Rachel Wright never understood monogamy. As early as age 14, she remembers wanting to kiss a guy in choir while still being in a relationship with her boyfriend. "I don't understand why that's not possible," Wright said she thought.
So when she learned about non-monogamy in graduate school for psychology, she felt liberated. "People do this!" she thought. "I'm not just some deviant sexual weirdo that wants variety and enjoys sex as a hobby sometimes."
Still, it took Wright years to pursue polyamory – and an amicable divorce to create the nontraditional family she lives with today.
Wright, now a 34-year-old licensed marriage family therapist in New York, shared her story with Insider to raise awareness of polyamorous, queer relationships and the legislation – like the emergence of multi-person domestic partnership agreements – that supports them.
"These kinds of laws create a mindset shift" in communities, workplaces, and families, Diana Adams, Wright's lawyer and the executive director of the Chosen Family Law Center, told Insider. "It's a seal of approval from the government that this is something that's legitimate and should be respected."
On Wright's first date with her future husband, Kyle, they talked about their interest in non-monogamy. "But because our society is so mono-normative, I didn't really have the courage to say, 'Yes, this is what I want,' and neither did Kyle," Wright, who also identifies as bisexual, said.
Instead, the couple decided to stay together exclusively but check in frequently about potentially opening up their relationship. After nearly six years together, including a few years of marriage, they decided it was time.
The couple downloaded the Feeld app, listened to the Multiamory podcast, and started dating other people in 2018 and 2019. Around this time, Kyle also came out publicly as bisexual. "I found so much joy in watching Kyle blossom, and was feeling more and more like myself," Wright said. "It was just so fun."
Then, the COVID-19 pandemic struck, and the couple resorted to polyamorous online communities for "dates." In one early chat room, Wright met Yair Lenchner, who was in an open relationship with his wife, Ashley Giddens. "We just really clicked," Wright said.

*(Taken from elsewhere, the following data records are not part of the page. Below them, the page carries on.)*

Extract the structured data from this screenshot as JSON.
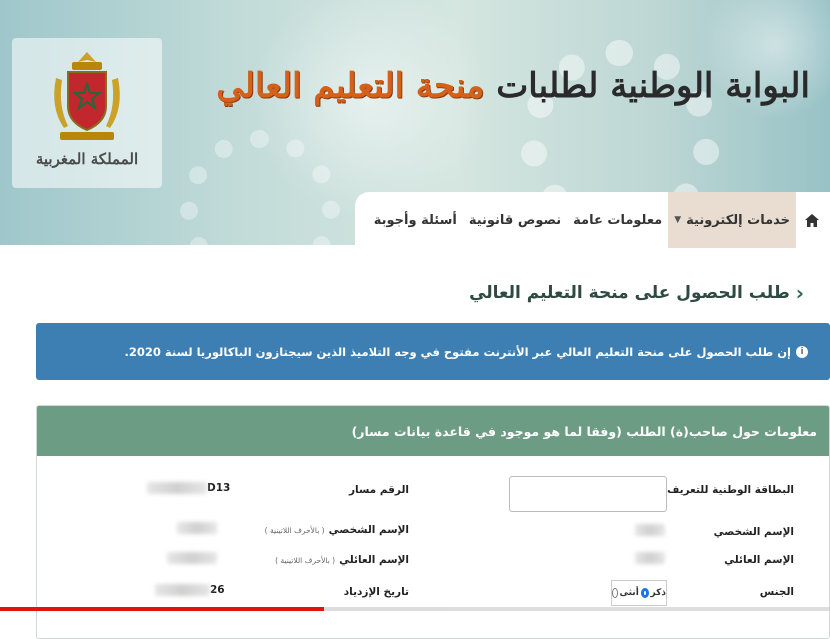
{
  "logo": {
    "caption": "المملكة المغربية"
  },
  "site_title": {
    "part1": "البوابة الوطنية لطلبات",
    "part2": "منحة التعليم العالي"
  },
  "nav": {
    "home_icon": "home-icon",
    "items": [
      {
        "label": "خدمات إلكترونية",
        "active": true,
        "has_caret": true
      },
      {
        "label": "معلومات عامة"
      },
      {
        "label": "نصوص قانونية"
      },
      {
        "label": "أسئلة وأجوبة"
      }
    ]
  },
  "page": {
    "heading": "طلب الحصول على منحة التعليم العالي"
  },
  "alert": {
    "text": "إن طلب الحصول على منحة التعليم العالي عبر الأنترنت مفتوح في وجه التلاميذ الذين سيجتازون الباكالوريا لسنة 2020."
  },
  "panel": {
    "header": "معلومات حول صاحب(ة) الطلب (وفقا لما هو موجود في قاعدة بيانات مسار)",
    "fields": {
      "cin_label": "البطاقة الوطنية للتعريف",
      "massar_label": "الرقم مسار",
      "massar_value": "D13",
      "first_name_label": "الإسم الشخصي",
      "first_name_latin_label": "الإسم الشخصي",
      "first_name_latin_hint": "( بالأحرف اللاتينية )",
      "last_name_label": "الإسم العائلي",
      "last_name_latin_label": "الإسم العائلي",
      "last_name_latin_hint": "( بالأحرف اللاتينية )",
      "gender_label": "الجنس",
      "gender_male": "ذكر",
      "gender_female": "أنثى",
      "birth_date_label": "تاريخ الإزدياد",
      "birth_date_value": "26"
    }
  },
  "video": {
    "played_fraction": 0.39,
    "buffered_fraction": 0.54
  }
}
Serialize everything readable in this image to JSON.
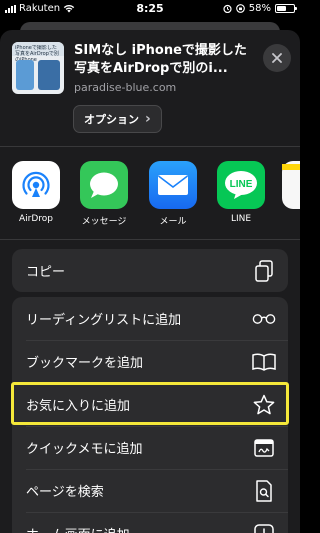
{
  "status_bar": {
    "carrier": "Rakuten",
    "time": "8:25",
    "battery_percent": "58%",
    "battery_level": 0.58
  },
  "share_header": {
    "title": "SIMなし iPhoneで撮影した写真をAirDropで別のi...",
    "domain": "paradise-blue.com",
    "options_label": "オプション",
    "options_chevron": "›",
    "thumbnail_text": "iPhoneで撮影した写真をAirDropで別のiPhone"
  },
  "apps": [
    {
      "label": "AirDrop",
      "icon": "airdrop-icon",
      "color": "#ffffff"
    },
    {
      "label": "メッセージ",
      "icon": "messages-icon",
      "color": "#34c759"
    },
    {
      "label": "メール",
      "icon": "mail-icon",
      "color": "#1a82fb"
    },
    {
      "label": "LINE",
      "icon": "line-icon",
      "color": "#06c755"
    }
  ],
  "actions_group1": [
    {
      "label": "コピー",
      "icon": "copy-icon"
    }
  ],
  "actions_group2": [
    {
      "label": "リーディングリストに追加",
      "icon": "glasses-icon"
    },
    {
      "label": "ブックマークを追加",
      "icon": "book-icon"
    },
    {
      "label": "お気に入りに追加",
      "icon": "star-icon"
    },
    {
      "label": "クイックメモに追加",
      "icon": "quick-note-icon"
    },
    {
      "label": "ページを検索",
      "icon": "find-on-page-icon"
    },
    {
      "label": "ホーム画面に追加",
      "icon": "add-to-home-icon"
    }
  ],
  "colors": {
    "sheet_bg": "#1c1c1e",
    "group_bg": "#2c2c2e",
    "highlight": "#f5e83a"
  }
}
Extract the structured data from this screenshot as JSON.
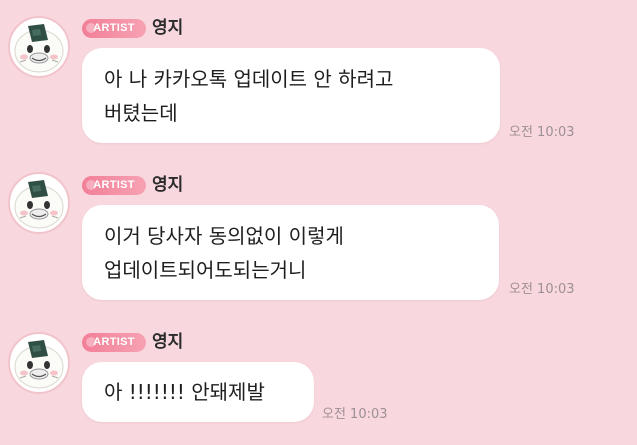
{
  "messages": [
    {
      "badge": "ARTIST",
      "sender": "영지",
      "text": "아 나 카카오톡 업데이트 안 하려고\n버텼는데",
      "time": "오전 10:03",
      "avatar_icon": "rice-ball-character-icon"
    },
    {
      "badge": "ARTIST",
      "sender": "영지",
      "text": "이거 당사자 동의없이 이렇게\n업데이트되어도되는거니",
      "time": "오전 10:03",
      "avatar_icon": "rice-ball-character-icon"
    },
    {
      "badge": "ARTIST",
      "sender": "영지",
      "text": "아 !!!!!!! 안돼제발",
      "time": "오전 10:03",
      "avatar_icon": "rice-ball-character-icon"
    }
  ],
  "colors": {
    "background": "#f8d8de",
    "bubble": "#ffffff",
    "badge": "#f27f97",
    "time_text": "#9d8f93"
  }
}
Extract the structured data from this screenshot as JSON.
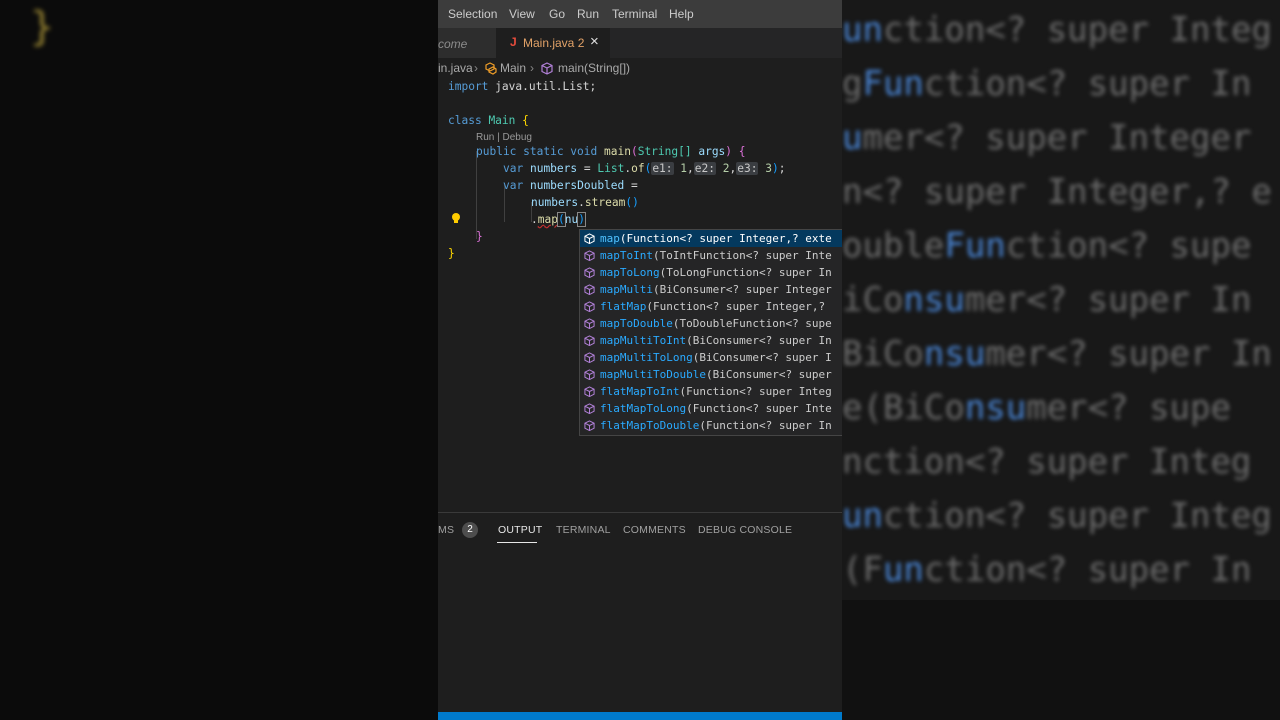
{
  "background": {
    "left_brace": "}",
    "right_lines": [
      {
        "pre": "",
        "hl": "un",
        "post": "ction<? super Integ"
      },
      {
        "pre": "g",
        "hl": "Fun",
        "post": "ction<? super In"
      },
      {
        "pre": "",
        "hl": "u",
        "post": "mer<? super Integer"
      },
      {
        "pre": "n<? super Integer,? e",
        "hl": "",
        "post": ""
      },
      {
        "pre": "ouble",
        "hl": "Fun",
        "post": "ction<? supe"
      },
      {
        "pre": "iCo",
        "hl": "nsu",
        "post": "mer<? super In"
      },
      {
        "pre": "BiCo",
        "hl": "nsu",
        "post": "mer<? super In"
      },
      {
        "pre": "e(BiCo",
        "hl": "nsu",
        "post": "mer<? supe"
      },
      {
        "pre": "",
        "hl": "",
        "post": "nction<? super Integ"
      },
      {
        "pre": "",
        "hl": "un",
        "post": "ction<? super Integ"
      },
      {
        "pre": "(F",
        "hl": "un",
        "post": "ction<? super In"
      }
    ]
  },
  "menu": [
    "Selection",
    "View",
    "Go",
    "Run",
    "Terminal",
    "Help"
  ],
  "tabs": {
    "welcome": "come",
    "main_icon": "J",
    "main_label": "Main.java 2",
    "close": "×"
  },
  "breadcrumb": {
    "file": "in.java",
    "sep": "›",
    "class_name": "Main",
    "method_name": "main(String[])"
  },
  "code": {
    "import_kw": "import",
    "import_path": "java.util.List;",
    "class_kw": "class",
    "class_name": "Main",
    "open_brace": "{",
    "codelens": "Run | Debug",
    "public_static_void": "public static void",
    "main_fn": "main",
    "string_type": "String[]",
    "args": "args",
    "var_kw": "var",
    "numbers": "numbers",
    "eq": "=",
    "list": "List",
    "of": "of",
    "hint_e1": "e1:",
    "val1": "1",
    "hint_e2": "e2:",
    "val2": "2",
    "hint_e3": "e3:",
    "val3": "3",
    "numbers_doubled": "numbersDoubled",
    "stream": "stream",
    "map_call": "map",
    "typed": "nu",
    "close_brace": "}"
  },
  "suggestions": [
    {
      "m": "map",
      "rest": "(Function<? super Integer,? exte",
      "selected": true
    },
    {
      "m": "mapToInt",
      "rest": "(ToIntFunction<? super Inte",
      "selected": false
    },
    {
      "m": "mapToLong",
      "rest": "(ToLongFunction<? super In",
      "selected": false
    },
    {
      "m": "mapMulti",
      "rest": "(BiConsumer<? super Integer",
      "selected": false
    },
    {
      "m": "flatMap",
      "rest": "(Function<? super Integer,? ",
      "selected": false
    },
    {
      "m": "mapToDouble",
      "rest": "(ToDoubleFunction<? supe",
      "selected": false
    },
    {
      "m": "mapMultiToInt",
      "rest": "(BiConsumer<? super In",
      "selected": false
    },
    {
      "m": "mapMultiToLong",
      "rest": "(BiConsumer<? super I",
      "selected": false
    },
    {
      "m": "mapMultiToDouble",
      "rest": "(BiConsumer<? super",
      "selected": false
    },
    {
      "m": "flatMapToInt",
      "rest": "(Function<? super Integ",
      "selected": false
    },
    {
      "m": "flatMapToLong",
      "rest": "(Function<? super Inte",
      "selected": false
    },
    {
      "m": "flatMapToDouble",
      "rest": "(Function<? super In",
      "selected": false
    }
  ],
  "panel": {
    "problems": "MS",
    "problems_count": "2",
    "output": "OUTPUT",
    "terminal": "TERMINAL",
    "comments": "COMMENTS",
    "debug_console": "DEBUG CONSOLE"
  },
  "colors": {
    "accent": "#007acc",
    "selection": "#04395e",
    "method_icon": "#b180d7"
  }
}
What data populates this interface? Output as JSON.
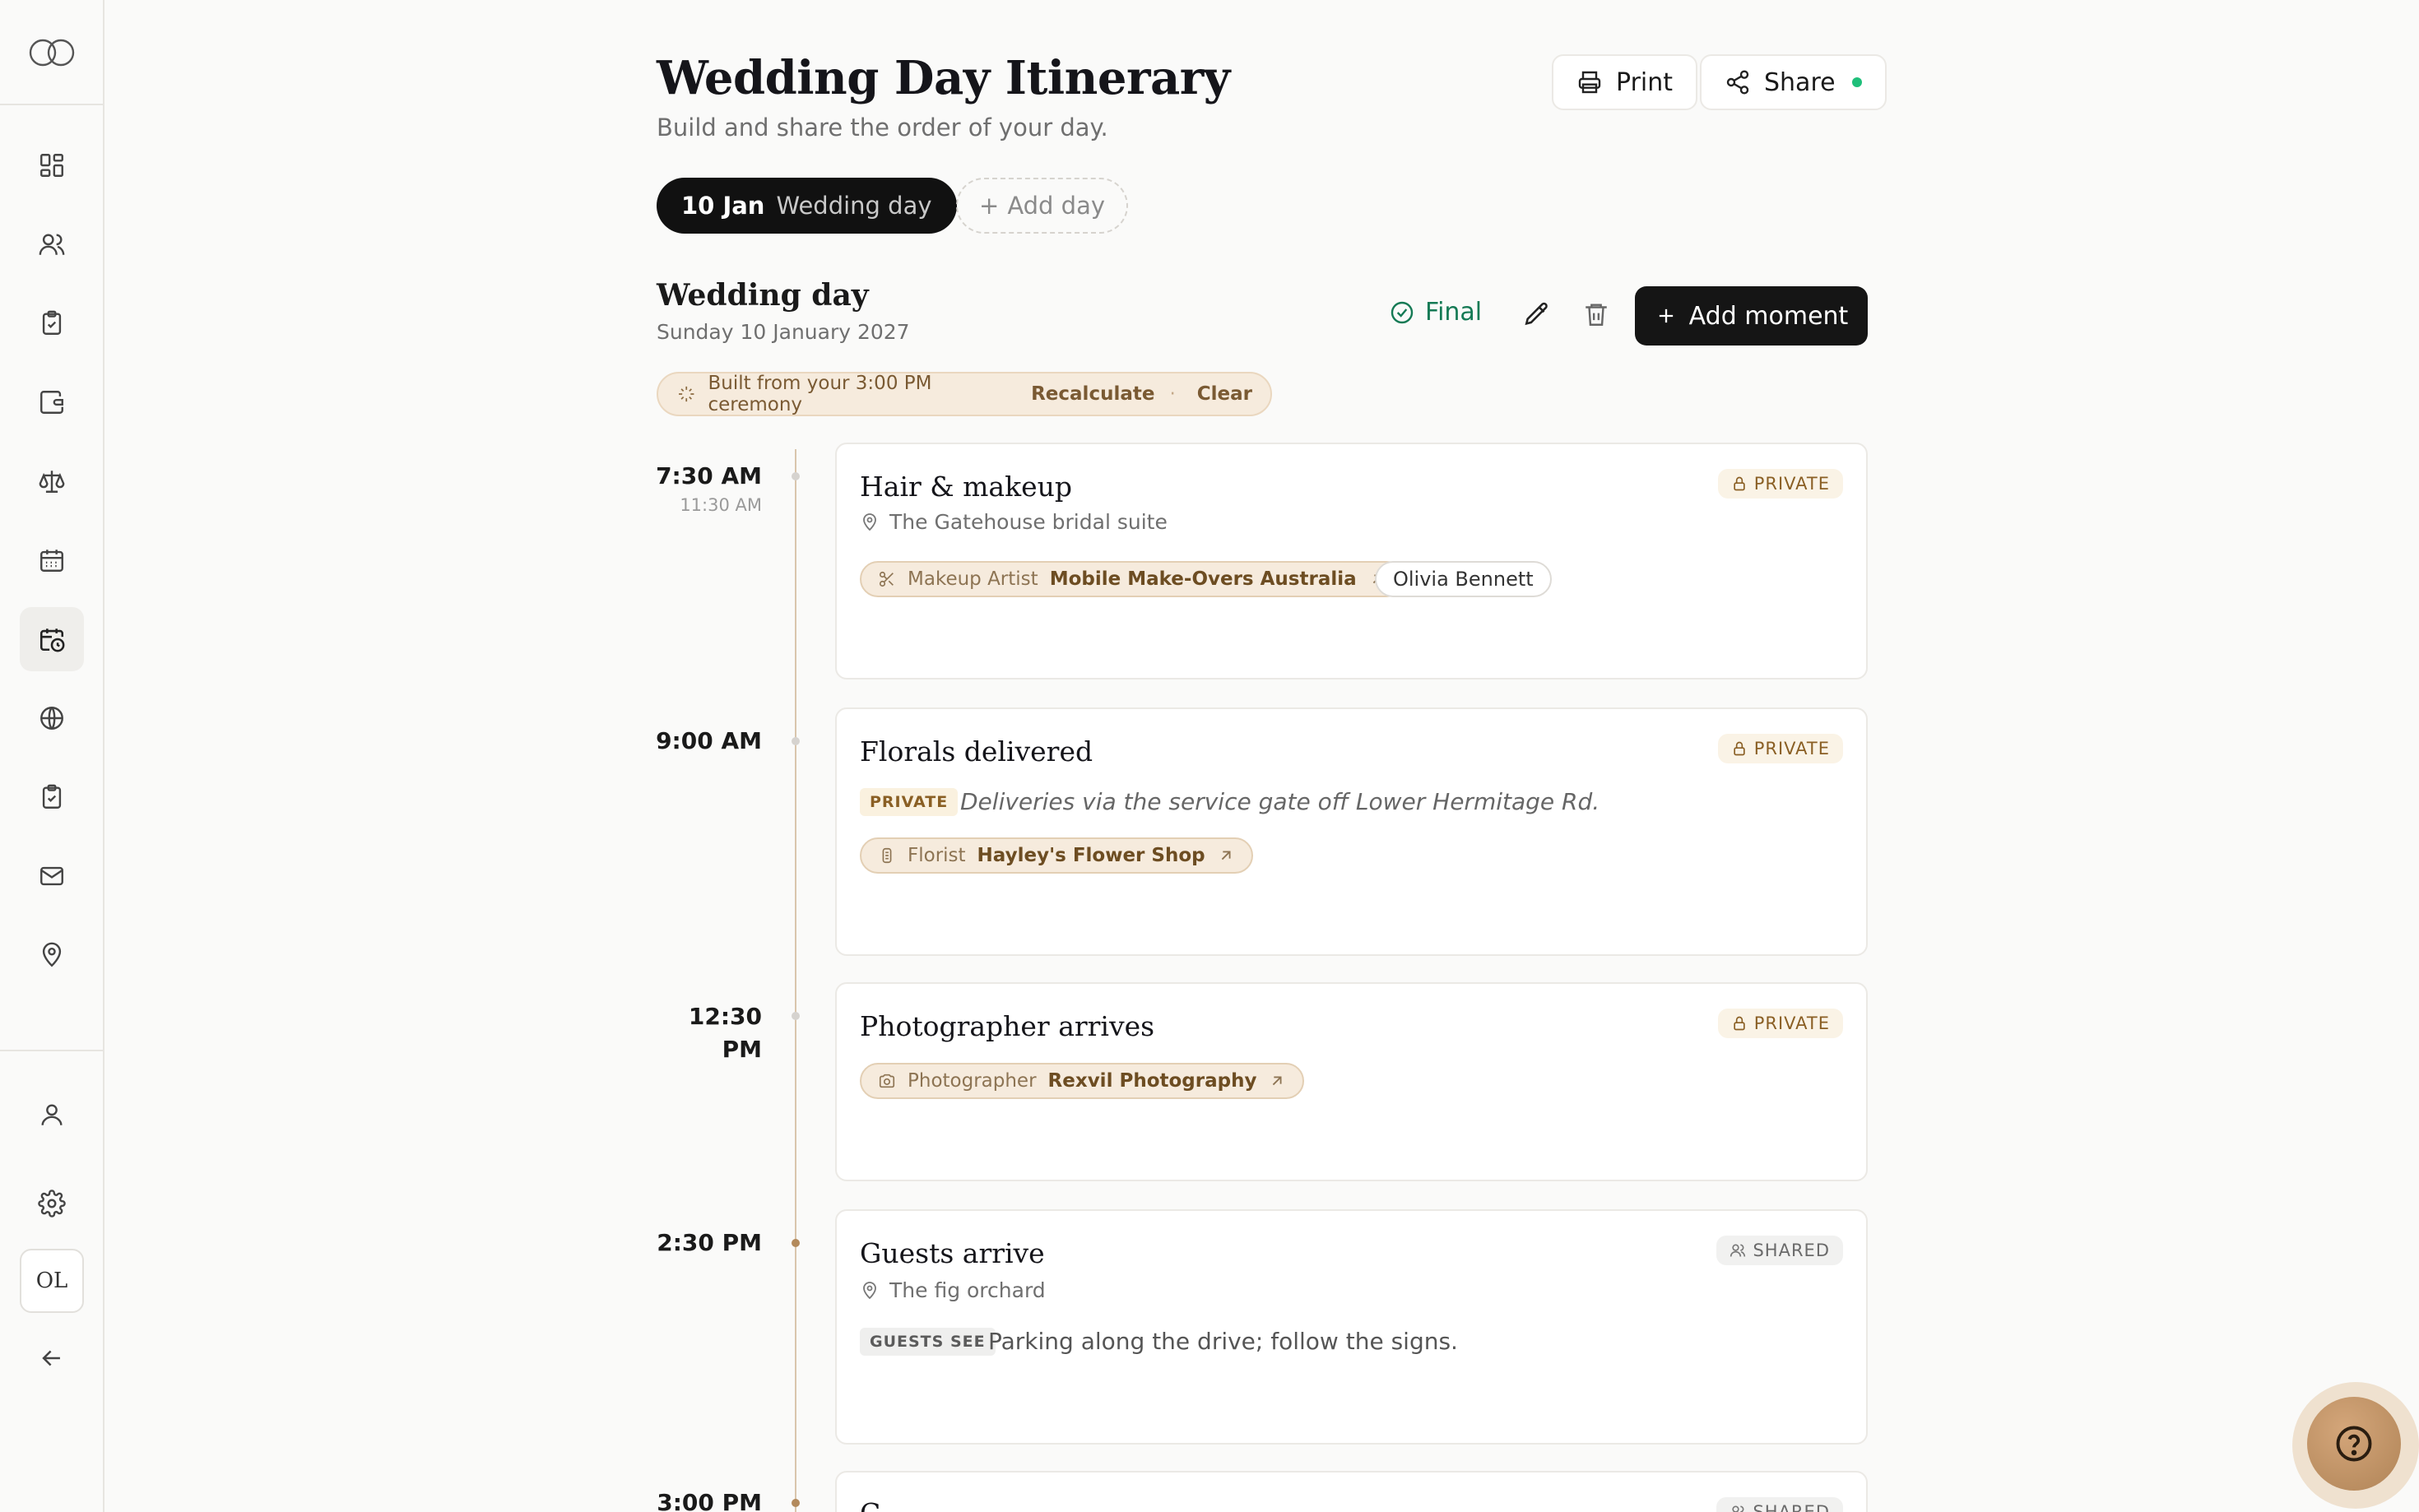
{
  "header": {
    "title": "Wedding Day Itinerary",
    "subtitle": "Build and share the order of your day.",
    "print_label": "Print",
    "share_label": "Share"
  },
  "days": {
    "active_date": "10 Jan",
    "active_name": "Wedding day",
    "add_label": "Add day"
  },
  "day": {
    "name": "Wedding day",
    "date": "Sunday 10 January 2027",
    "status": "Final",
    "add_moment_label": "Add moment"
  },
  "built": {
    "text": "Built from your 3:00 PM ceremony",
    "recalculate": "Recalculate",
    "separator": "·",
    "clear": "Clear"
  },
  "sidebar": {
    "avatar_initials": "OL",
    "icons": [
      "dashboard-icon",
      "guests-icon",
      "checklist-icon",
      "budget-icon",
      "scales-icon",
      "calendar-icon",
      "itinerary-icon",
      "website-icon",
      "tasks-icon",
      "mail-icon",
      "location-icon",
      "profile-icon",
      "settings-icon",
      "back-icon"
    ]
  },
  "moments": [
    {
      "time": "7:30 AM",
      "end_time": "11:30 AM",
      "title": "Hair & makeup",
      "visibility": "PRIVATE",
      "location": "The Gatehouse bridal suite",
      "vendor_role": "Makeup Artist",
      "vendor_name": "Mobile Make-Overs Australia",
      "person": "Olivia Bennett"
    },
    {
      "time": "9:00 AM",
      "title": "Florals delivered",
      "visibility": "PRIVATE",
      "note_tag": "PRIVATE",
      "note": "Deliveries via the service gate off Lower Hermitage Rd.",
      "vendor_role": "Florist",
      "vendor_name": "Hayley's Flower Shop"
    },
    {
      "time_line1": "12:30",
      "time_line2": "PM",
      "title": "Photographer arrives",
      "visibility": "PRIVATE",
      "vendor_role": "Photographer",
      "vendor_name": "Rexvil Photography"
    },
    {
      "time": "2:30 PM",
      "title": "Guests arrive",
      "visibility": "SHARED",
      "location": "The fig orchard",
      "note_tag": "GUESTS SEE",
      "note": "Parking along the drive; follow the signs."
    },
    {
      "time": "3:00 PM",
      "title": "C",
      "visibility": "SHARED"
    }
  ]
}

Soon enough, Wright was flirting with Giddens, Kyle was joking with Lenchner, and all four couldn't stop texting.
At first, their dates were over Zoom. Then, the foursome met up outside in Brooklyn while maintaining six feet of distance to protect themselves from the coronavirus. "We just didn't stop talking," Wright said.
After a few months, they merged "pods" and alternated between homes and date nights. The women would have a romantic night at the Wright's apartment, for example, while the men, who are platonic, would watch movies at Lenchner and Giddens' place. Or, Kyle and Giddens would have a date night, or a triad or all four would go out.
"You know those relationships where all of a sudden you're like, 'Do we live together? Are we engaged?' It's the kind of whirlwind where it's happening, you're aware and you're consenting, but it's happening without you really pushing it," Wright said. "That's exactly how it was."
In 2021, about a year and a half after they met, the Wrights moved out of their Brooklyn apartment and into Giddens and Lenchner's upstate New York home. The "polycule" adopted a puppy and made spreadsheets organizing meals, laundry, home repairs, and who was spending which night with whom.
They were acting like a family of four – not two couples cohabitating or even swinging – but their legal unions didn't reflect that. Plus, the Wrights were helping to pay the mortgage, but weren't building equity.
That's when they sought the help of Adams, the lawyer, who's been on the front lines of passing multi-partner domestic partnership laws in three Massachusetts cities. There, poly families can gain protections like access to each others' health insurance or the ability to visit one another in the hospital.